■ Problem details ■
Apart from the pictures, every entry should be reproduced exactly.

■ Data provided ■
■ ■ ■ ■ ■

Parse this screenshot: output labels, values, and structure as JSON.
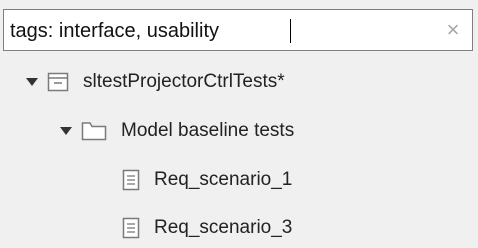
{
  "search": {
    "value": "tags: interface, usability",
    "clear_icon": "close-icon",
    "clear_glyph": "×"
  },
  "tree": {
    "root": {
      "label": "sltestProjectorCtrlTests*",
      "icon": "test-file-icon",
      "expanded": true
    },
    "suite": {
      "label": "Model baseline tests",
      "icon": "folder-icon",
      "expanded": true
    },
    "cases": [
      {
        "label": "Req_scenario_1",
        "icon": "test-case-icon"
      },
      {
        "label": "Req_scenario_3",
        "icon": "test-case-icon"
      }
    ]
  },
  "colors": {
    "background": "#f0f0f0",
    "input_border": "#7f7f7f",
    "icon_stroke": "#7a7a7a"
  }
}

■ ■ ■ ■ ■

■ Answer space ■
Parse this screenshot: output labels, values, and structure as JSON.
{
  "search": {
    "value": "tags: interface, usability",
    "clear_icon": "close-icon",
    "clear_glyph": "×"
  },
  "tree": {
    "root": {
      "label": "sltestProjectorCtrlTests*",
      "icon": "test-file-icon",
      "expanded": true
    },
    "suite": {
      "label": "Model baseline tests",
      "icon": "folder-icon",
      "expanded": true
    },
    "cases": [
      {
        "label": "Req_scenario_1",
        "icon": "test-case-icon"
      },
      {
        "label": "Req_scenario_3",
        "icon": "test-case-icon"
      }
    ]
  },
  "colors": {
    "background": "#f0f0f0",
    "input_border": "#7f7f7f",
    "icon_stroke": "#7a7a7a"
  }
}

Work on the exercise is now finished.